# Data to process
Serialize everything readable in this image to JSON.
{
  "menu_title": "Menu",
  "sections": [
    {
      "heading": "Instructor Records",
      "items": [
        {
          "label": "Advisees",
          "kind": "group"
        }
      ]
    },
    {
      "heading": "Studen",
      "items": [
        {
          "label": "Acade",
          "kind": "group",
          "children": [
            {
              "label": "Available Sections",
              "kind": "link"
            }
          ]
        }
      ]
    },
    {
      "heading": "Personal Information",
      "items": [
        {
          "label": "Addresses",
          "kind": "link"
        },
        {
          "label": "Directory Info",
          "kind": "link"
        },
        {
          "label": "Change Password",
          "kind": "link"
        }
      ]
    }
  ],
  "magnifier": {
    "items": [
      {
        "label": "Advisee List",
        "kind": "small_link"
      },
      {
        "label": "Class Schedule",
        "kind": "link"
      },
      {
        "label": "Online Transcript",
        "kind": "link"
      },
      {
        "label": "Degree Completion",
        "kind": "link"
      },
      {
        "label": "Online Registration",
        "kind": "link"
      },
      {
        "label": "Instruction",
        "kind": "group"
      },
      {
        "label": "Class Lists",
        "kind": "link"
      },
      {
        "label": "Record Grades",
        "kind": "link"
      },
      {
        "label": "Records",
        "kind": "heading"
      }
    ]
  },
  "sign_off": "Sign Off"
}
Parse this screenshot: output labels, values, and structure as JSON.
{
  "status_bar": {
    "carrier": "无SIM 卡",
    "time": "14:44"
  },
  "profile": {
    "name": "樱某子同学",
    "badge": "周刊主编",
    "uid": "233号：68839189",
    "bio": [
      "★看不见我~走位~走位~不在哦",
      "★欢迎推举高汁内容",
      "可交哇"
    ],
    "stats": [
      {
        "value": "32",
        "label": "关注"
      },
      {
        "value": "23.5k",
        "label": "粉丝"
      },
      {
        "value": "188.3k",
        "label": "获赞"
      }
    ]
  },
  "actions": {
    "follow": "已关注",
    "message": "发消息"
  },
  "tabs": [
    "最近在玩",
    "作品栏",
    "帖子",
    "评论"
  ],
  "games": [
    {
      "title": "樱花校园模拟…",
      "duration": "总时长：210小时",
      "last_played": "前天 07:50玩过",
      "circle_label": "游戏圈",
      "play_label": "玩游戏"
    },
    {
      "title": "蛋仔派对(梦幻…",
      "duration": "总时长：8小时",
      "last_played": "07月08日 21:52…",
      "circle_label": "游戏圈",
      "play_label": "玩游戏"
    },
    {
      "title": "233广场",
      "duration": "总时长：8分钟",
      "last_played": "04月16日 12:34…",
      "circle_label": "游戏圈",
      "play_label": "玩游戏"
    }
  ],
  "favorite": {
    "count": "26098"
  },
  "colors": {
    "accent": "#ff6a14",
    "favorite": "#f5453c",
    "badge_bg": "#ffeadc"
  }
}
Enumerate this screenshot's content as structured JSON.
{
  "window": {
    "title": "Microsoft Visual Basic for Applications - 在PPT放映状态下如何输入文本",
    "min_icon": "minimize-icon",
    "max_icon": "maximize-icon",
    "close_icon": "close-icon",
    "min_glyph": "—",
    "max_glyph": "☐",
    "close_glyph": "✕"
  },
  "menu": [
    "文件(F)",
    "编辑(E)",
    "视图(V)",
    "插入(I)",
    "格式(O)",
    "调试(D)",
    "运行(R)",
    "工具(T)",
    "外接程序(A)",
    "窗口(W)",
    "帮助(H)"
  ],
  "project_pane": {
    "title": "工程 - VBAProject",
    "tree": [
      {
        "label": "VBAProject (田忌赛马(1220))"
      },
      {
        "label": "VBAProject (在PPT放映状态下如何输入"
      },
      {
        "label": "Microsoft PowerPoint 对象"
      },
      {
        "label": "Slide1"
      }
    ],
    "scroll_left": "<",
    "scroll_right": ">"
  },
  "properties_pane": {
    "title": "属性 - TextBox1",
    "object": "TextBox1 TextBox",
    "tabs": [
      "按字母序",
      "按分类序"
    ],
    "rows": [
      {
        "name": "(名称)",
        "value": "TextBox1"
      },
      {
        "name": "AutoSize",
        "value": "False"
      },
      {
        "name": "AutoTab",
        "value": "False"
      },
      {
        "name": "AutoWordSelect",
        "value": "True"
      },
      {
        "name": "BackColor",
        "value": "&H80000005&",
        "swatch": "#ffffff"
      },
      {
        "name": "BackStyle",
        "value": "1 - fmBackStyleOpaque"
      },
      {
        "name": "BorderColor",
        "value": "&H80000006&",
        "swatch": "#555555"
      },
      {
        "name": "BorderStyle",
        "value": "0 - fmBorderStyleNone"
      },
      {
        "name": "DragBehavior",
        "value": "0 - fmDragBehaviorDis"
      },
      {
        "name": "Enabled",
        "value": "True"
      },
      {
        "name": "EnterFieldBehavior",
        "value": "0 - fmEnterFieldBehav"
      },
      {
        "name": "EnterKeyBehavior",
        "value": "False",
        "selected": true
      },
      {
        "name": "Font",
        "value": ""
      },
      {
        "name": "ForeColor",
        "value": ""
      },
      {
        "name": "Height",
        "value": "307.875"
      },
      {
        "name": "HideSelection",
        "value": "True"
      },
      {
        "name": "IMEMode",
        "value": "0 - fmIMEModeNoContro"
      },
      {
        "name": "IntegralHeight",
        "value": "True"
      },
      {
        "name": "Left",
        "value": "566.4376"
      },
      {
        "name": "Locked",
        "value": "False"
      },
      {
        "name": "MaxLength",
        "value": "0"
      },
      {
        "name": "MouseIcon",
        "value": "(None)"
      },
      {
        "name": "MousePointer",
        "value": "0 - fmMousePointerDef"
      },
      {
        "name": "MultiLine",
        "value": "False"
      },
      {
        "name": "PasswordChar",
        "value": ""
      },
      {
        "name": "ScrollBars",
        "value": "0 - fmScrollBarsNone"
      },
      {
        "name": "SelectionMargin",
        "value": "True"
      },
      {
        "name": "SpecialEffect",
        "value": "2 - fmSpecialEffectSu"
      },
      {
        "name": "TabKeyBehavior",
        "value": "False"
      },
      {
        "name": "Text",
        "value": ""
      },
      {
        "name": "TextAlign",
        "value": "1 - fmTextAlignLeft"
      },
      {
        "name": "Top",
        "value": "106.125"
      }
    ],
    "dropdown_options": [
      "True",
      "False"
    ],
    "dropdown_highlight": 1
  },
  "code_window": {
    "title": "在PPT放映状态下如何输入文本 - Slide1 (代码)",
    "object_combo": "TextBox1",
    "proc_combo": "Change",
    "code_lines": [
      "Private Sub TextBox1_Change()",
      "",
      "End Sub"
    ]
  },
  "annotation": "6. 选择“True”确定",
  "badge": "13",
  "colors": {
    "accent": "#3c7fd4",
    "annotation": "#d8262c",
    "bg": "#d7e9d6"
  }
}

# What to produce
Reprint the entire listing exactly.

# Answer to this problem
Serialize everything readable in this image to JSON.
{
  "menu_title": "Menu",
  "sections": [
    {
      "heading": "Instructor Records",
      "items": [
        {
          "label": "Advisees",
          "kind": "group"
        }
      ]
    },
    {
      "heading": "Studen",
      "items": [
        {
          "label": "Acade",
          "kind": "group",
          "children": [
            {
              "label": "Available Sections",
              "kind": "link"
            }
          ]
        }
      ]
    },
    {
      "heading": "Personal Information",
      "items": [
        {
          "label": "Addresses",
          "kind": "link"
        },
        {
          "label": "Directory Info",
          "kind": "link"
        },
        {
          "label": "Change Password",
          "kind": "link"
        }
      ]
    }
  ],
  "magnifier": {
    "items": [
      {
        "label": "Advisee List",
        "kind": "small_link"
      },
      {
        "label": "Class Schedule",
        "kind": "link"
      },
      {
        "label": "Online Transcript",
        "kind": "link"
      },
      {
        "label": "Degree Completion",
        "kind": "link"
      },
      {
        "label": "Online Registration",
        "kind": "link"
      },
      {
        "label": "Instruction",
        "kind": "group"
      },
      {
        "label": "Class Lists",
        "kind": "link"
      },
      {
        "label": "Record Grades",
        "kind": "link"
      },
      {
        "label": "Records",
        "kind": "heading"
      }
    ]
  },
  "sign_off": "Sign Off"
}
Parse this screenshot: output labels, values, and structure as JSON.
{
  "status_bar": {
    "carrier": "无SIM 卡",
    "time": "14:44"
  },
  "profile": {
    "name": "樱某子同学",
    "badge": "周刊主编",
    "uid": "233号：68839189",
    "bio": [
      "★看不见我~走位~走位~不在哦",
      "★欢迎推举高汁内容",
      "可交哇"
    ],
    "stats": [
      {
        "value": "32",
        "label": "关注"
      },
      {
        "value": "23.5k",
        "label": "粉丝"
      },
      {
        "value": "188.3k",
        "label": "获赞"
      }
    ]
  },
  "actions": {
    "follow": "已关注",
    "message": "发消息"
  },
  "tabs": [
    "最近在玩",
    "作品栏",
    "帖子",
    "评论"
  ],
  "games": [
    {
      "title": "樱花校园模拟…",
      "duration": "总时长：210小时",
      "last_played": "前天 07:50玩过",
      "circle_label": "游戏圈",
      "play_label": "玩游戏"
    },
    {
      "title": "蛋仔派对(梦幻…",
      "duration": "总时长：8小时",
      "last_played": "07月08日 21:52…",
      "circle_label": "游戏圈",
      "play_label": "玩游戏"
    },
    {
      "title": "233广场",
      "duration": "总时长：8分钟",
      "last_played": "04月16日 12:34…",
      "circle_label": "游戏圈",
      "play_label": "玩游戏"
    }
  ],
  "favorite": {
    "count": "26098"
  },
  "colors": {
    "accent": "#ff6a14",
    "favorite": "#f5453c",
    "badge_bg": "#ffeadc"
  }
}
Enumerate this screenshot's content as structured JSON.
{
  "window": {
    "title": "Microsoft Visual Basic for Applications - 在PPT放映状态下如何输入文本",
    "min_icon": "minimize-icon",
    "max_icon": "maximize-icon",
    "close_icon": "close-icon",
    "min_glyph": "—",
    "max_glyph": "☐",
    "close_glyph": "✕"
  },
  "menu": [
    "文件(F)",
    "编辑(E)",
    "视图(V)",
    "插入(I)",
    "格式(O)",
    "调试(D)",
    "运行(R)",
    "工具(T)",
    "外接程序(A)",
    "窗口(W)",
    "帮助(H)"
  ],
  "project_pane": {
    "title": "工程 - VBAProject",
    "tree": [
      {
        "label": "VBAProject (田忌赛马(1220))"
      },
      {
        "label": "VBAProject (在PPT放映状态下如何输入"
      },
      {
        "label": "Microsoft PowerPoint 对象"
      },
      {
        "label": "Slide1"
      }
    ],
    "scroll_left": "<",
    "scroll_right": ">"
  },
  "properties_pane": {
    "title": "属性 - TextBox1",
    "object": "TextBox1 TextBox",
    "tabs": [
      "按字母序",
      "按分类序"
    ],
    "rows": [
      {
        "name": "(名称)",
        "value": "TextBox1"
      },
      {
        "name": "AutoSize",
        "value": "False"
      },
      {
        "name": "AutoTab",
        "value": "False"
      },
      {
        "name": "AutoWordSelect",
        "value": "True"
      },
      {
        "name": "BackColor",
        "value": "&H80000005&",
        "swatch": "#ffffff"
      },
      {
        "name": "BackStyle",
        "value": "1 - fmBackStyleOpaque"
      },
      {
        "name": "BorderColor",
        "value": "&H80000006&",
        "swatch": "#555555"
      },
      {
        "name": "BorderStyle",
        "value": "0 - fmBorderStyleNone"
      },
      {
        "name": "DragBehavior",
        "value": "0 - fmDragBehaviorDis"
      },
      {
        "name": "Enabled",
        "value": "True"
      },
      {
        "name": "EnterFieldBehavior",
        "value": "0 - fmEnterFieldBehav"
      },
      {
        "name": "EnterKeyBehavior",
        "value": "False",
        "selected": true
      },
      {
        "name": "Font",
        "value": ""
      },
      {
        "name": "ForeColor",
        "value": ""
      },
      {
        "name": "Height",
        "value": "307.875"
      },
      {
        "name": "HideSelection",
        "value": "True"
      },
      {
        "name": "IMEMode",
        "value": "0 - fmIMEModeNoContro"
      },
      {
        "name": "IntegralHeight",
        "value": "True"
      },
      {
        "name": "Left",
        "value": "566.4376"
      },
      {
        "name": "Locked",
        "value": "False"
      },
      {
        "name": "MaxLength",
        "value": "0"
      },
      {
        "name": "MouseIcon",
        "value": "(None)"
      },
      {
        "name": "MousePointer",
        "value": "0 - fmMousePointerDef"
      },
      {
        "name": "MultiLine",
        "value": "False"
      },
      {
        "name": "PasswordChar",
        "value": ""
      },
      {
        "name": "ScrollBars",
        "value": "0 - fmScrollBarsNone"
      },
      {
        "name": "SelectionMargin",
        "value": "True"
      },
      {
        "name": "SpecialEffect",
        "value": "2 - fmSpecialEffectSu"
      },
      {
        "name": "TabKeyBehavior",
        "value": "False"
      },
      {
        "name": "Text",
        "value": ""
      },
      {
        "name": "TextAlign",
        "value": "1 - fmTextAlignLeft"
      },
      {
        "name": "Top",
        "value": "106.125"
      }
    ],
    "dropdown_options": [
      "True",
      "False"
    ],
    "dropdown_highlight": 1
  },
  "code_window": {
    "title": "在PPT放映状态下如何输入文本 - Slide1 (代码)",
    "object_combo": "TextBox1",
    "proc_combo": "Change",
    "code_lines": [
      "Private Sub TextBox1_Change()",
      "",
      "End Sub"
    ]
  },
  "annotation": "6. 选择“True”确定",
  "badge": "13",
  "colors": {
    "accent": "#3c7fd4",
    "annotation": "#d8262c",
    "bg": "#d7e9d6"
  }
}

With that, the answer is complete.